Just when Nigerians thought they have seen the last of fuel scarcity, queues resurfaced last weekend in Abuja and some northern states.
Indeed, the last fuel scarcity was arguably the worst in recent years. It went on for almost three months. It was a living hell for most Nigerians. People slept in fuel stations for days, and businesses and homes suffered. We also heard countless tales of people who were attacked by hoodlums at early hours in fuel stations losing valuables. We can’t afford to go down that route again.
The Nigerian National Petroleum Corporation ( NNPC) came up with all kinds of excuses till they ran out of them and just kept mum. When fuel queues resurfaced last weekend, the NNPC came with its usual super story that they have billions of fuel in storage but that has not stopped the queues. The queues are showing no sign of abating one week after.
The NNPC and oil marketers as usual have started trading blames. NNPC blamed the shortage on the insufficient lifting of products during last week’s long holidays. But the petroleum marketers association, IPMAN, said the shortage also had to do with the government’s indebtedness to its members.
The chairman of IPMAN, Kano State chapter, Bashir Dan-Mallam, urged Nigerians to brace for a more severe crisis in the coming days, saying the Nigerian Midstream and Downstream Petroleum Regulatory Authority (NMDPRA) had failed to pay marketers “bridging claims” of over N500 billion in nine months.
The persistent fuel scarcity is becoming embarrassing and shameful. When will this ever end?
The government should perish the thought of rehabilitating the refineries as we will just end up rehabilitating some few person’s pockets. The refineries should be sold.
It seems we are all waiting for the Dangote refinery to start to end this scarcity once and for all. To me, that is putting too much power in one man’s hands. We also need more modular refineries to take care of local consumption. States and regions collaborate to build refineries.
Moreover, fuel subsidy is draining the little resources of the country and this should stop. No government has been able to stop the subsidy because of fear of social unrest. Again apart from Lagos and Abuja, most states sell fuel above N165 per liter. In some states, fuel is as high as N250 in fuel stations. So who are you really subsidising?

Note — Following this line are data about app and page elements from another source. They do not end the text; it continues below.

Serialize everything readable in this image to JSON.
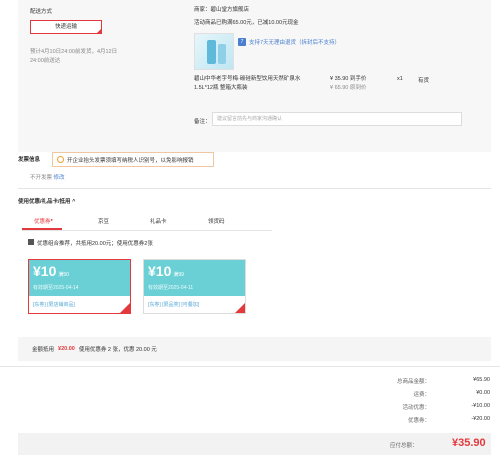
{
  "shipping": {
    "label": "配送方式",
    "method_button": "快递运输",
    "estimate_line1": "预计4月10日24:00前发货，4月12日",
    "estimate_line2": "24:00前送达"
  },
  "shop": {
    "seller_label": "商家：",
    "seller_name": "碧山堂方旗舰店",
    "promo": "活动商品已购满65.00元，已减10.00元现金",
    "return_tag": "支持7天无理由退货（拆封后不支持）",
    "product_name_line1": "碧山中华老字号梅·碳硅新型饮用天然矿泉水",
    "product_name_line2": "1.5L*12瓶 整箱大瓶装",
    "price": "¥ 35.90",
    "price_label": "到手价",
    "orig_price": "¥ 65.90",
    "orig_price_label": "原到价",
    "qty": "x1",
    "stock": "有货",
    "remark_label": "备注：",
    "remark_placeholder": "建议留言前先与商家沟通确认"
  },
  "invoice": {
    "label": "发票信息",
    "tip": "开企业抬头发票须填写纳税人识别号，以免影响报销",
    "status": "不开发票",
    "modify_link": "修改"
  },
  "coupons": {
    "section_title": "使用优惠/礼品卡/抵用",
    "chevron": "^",
    "tabs": [
      "优惠券",
      "京豆",
      "礼品卡",
      "领货码"
    ],
    "active_tab": "优惠券",
    "combo_text": "优惠组合推荐，共抵用20.00元；使用优惠券2张",
    "cards": [
      {
        "amount": "¥10",
        "condition": "满50",
        "date": "有效期至2025-04-14",
        "tags": "[东券] [限店铺商品]"
      },
      {
        "amount": "¥10",
        "condition": "满99",
        "date": "有效期至2025-04-11",
        "tags": "[东券] [限品类] [可叠加]"
      }
    ]
  },
  "discount_bar": {
    "label": "金额抵用",
    "amount": "¥20.00",
    "detail": "使用优惠券 2 张，优惠 20.00 元"
  },
  "summary": {
    "rows": [
      {
        "label": "总商品金额：",
        "value": "¥65.90"
      },
      {
        "label": "运费：",
        "value": "¥0.00"
      },
      {
        "label": "活动优惠：",
        "value": "-¥10.00"
      },
      {
        "label": "优惠券：",
        "value": "-¥20.00"
      }
    ],
    "payable_label": "应付总额：",
    "payable_value": "¥35.90"
  },
  "colors": {
    "accent": "#e4393c",
    "coupon_teal": "#6bd0d6",
    "link_blue": "#4a7fd0"
  }
}
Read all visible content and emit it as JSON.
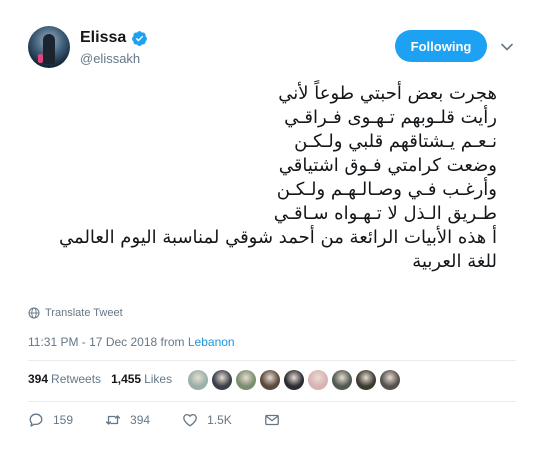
{
  "user": {
    "display_name": "Elissa",
    "handle": "@elissakh",
    "verified": true,
    "avatar_icon": "profile-photo"
  },
  "follow_label": "Following",
  "tweet_lines": [
    "هجرت بعض أحبتي طوعاً لأني",
    "رأيت قلـوبهم تـهـوى فـراقـي",
    "نـعـم يـشتاقهم قلبي ولـكـن",
    "وضعت كرامتي فـوق اشتياقي",
    "وأرغـب فـي وصـالـهـم ولـكـن",
    "طـريق الـذل لا تـهـواه سـاقـي",
    "أ هذه الأبيات الرائعة من أحمد شوقي لمناسبة اليوم العالمي",
    "للغة العربية"
  ],
  "translate_label": "Translate Tweet",
  "meta": {
    "timestamp": "11:31 PM - 17 Dec 2018",
    "from_label": "from",
    "location": "Lebanon"
  },
  "stats": {
    "retweets_count": "394",
    "retweets_label": "Retweets",
    "likes_count": "1,455",
    "likes_label": "Likes"
  },
  "likers_colors": [
    "#9ab0a6",
    "#3a3f4a",
    "#7b8e6f",
    "#5a4a3c",
    "#2c2c34",
    "#d9b3b3",
    "#4f5a52",
    "#3d3a2f",
    "#55524c"
  ],
  "actions": {
    "reply_count": "159",
    "retweet_count": "394",
    "like_count": "1.5K"
  },
  "colors": {
    "accent": "#1da1f2",
    "link": "#1b95e0",
    "muted": "#657786"
  }
}
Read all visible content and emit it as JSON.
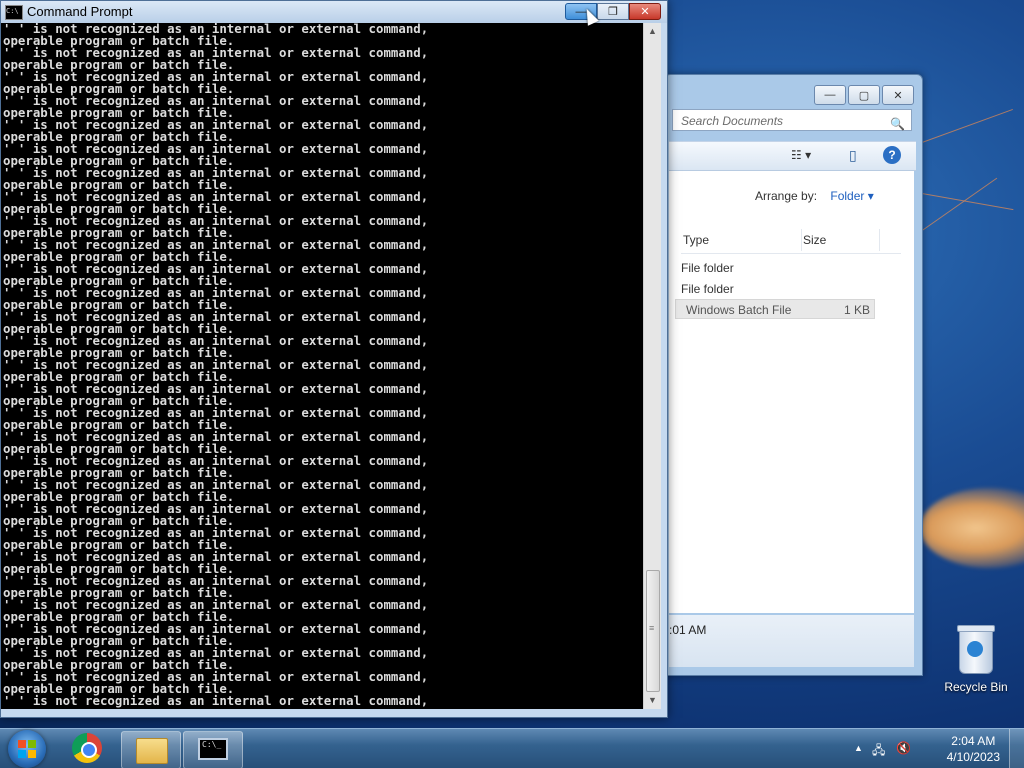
{
  "cmd_window": {
    "title": "Command Prompt",
    "icon_text": "C:\\",
    "buttons": {
      "minimize": "—",
      "restore": "❐",
      "close": "✕"
    },
    "console_lines": [
      "' ' is not recognized as an internal or external command,",
      "operable program or batch file."
    ],
    "repeat_count": 28,
    "last_line": "' ' is not recognized as an internal or external command,",
    "scroll": {
      "up": "▲",
      "down": "▼",
      "grip": "≡"
    }
  },
  "explorer_window": {
    "buttons": {
      "minimize": "—",
      "restore": "▢",
      "close": "✕"
    },
    "search_placeholder": "Search Documents",
    "search_icon": "🔍",
    "toolbar": {
      "view_icon": "☷ ▾",
      "pane_icon": "▯",
      "help_icon": "?"
    },
    "arrange_label": "Arrange by:",
    "arrange_value": "Folder ▾",
    "columns": [
      "Type",
      "Size"
    ],
    "rows": [
      {
        "type": "File folder",
        "size": ""
      },
      {
        "type": "File folder",
        "size": ""
      },
      {
        "type": "Windows Batch File",
        "size": "1 KB"
      }
    ],
    "status_text": ":01 AM"
  },
  "desktop": {
    "recycle_bin_label": "Recycle Bin"
  },
  "taskbar": {
    "clock_time": "2:04 AM",
    "clock_date": "4/10/2023",
    "tray_up": "▲",
    "tray_network": "🖧",
    "tray_volume": "🔇",
    "cmd_icon_text": "C:\\_"
  },
  "colors": {
    "console_bg": "#000000",
    "console_fg": "#dcdcdc",
    "accent": "#1e5fbf"
  }
}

It’s time the government takes some hard decisions. The perennial fuel scarcity has brought nothing but pain to Nigerians. Time to stop this nonsense.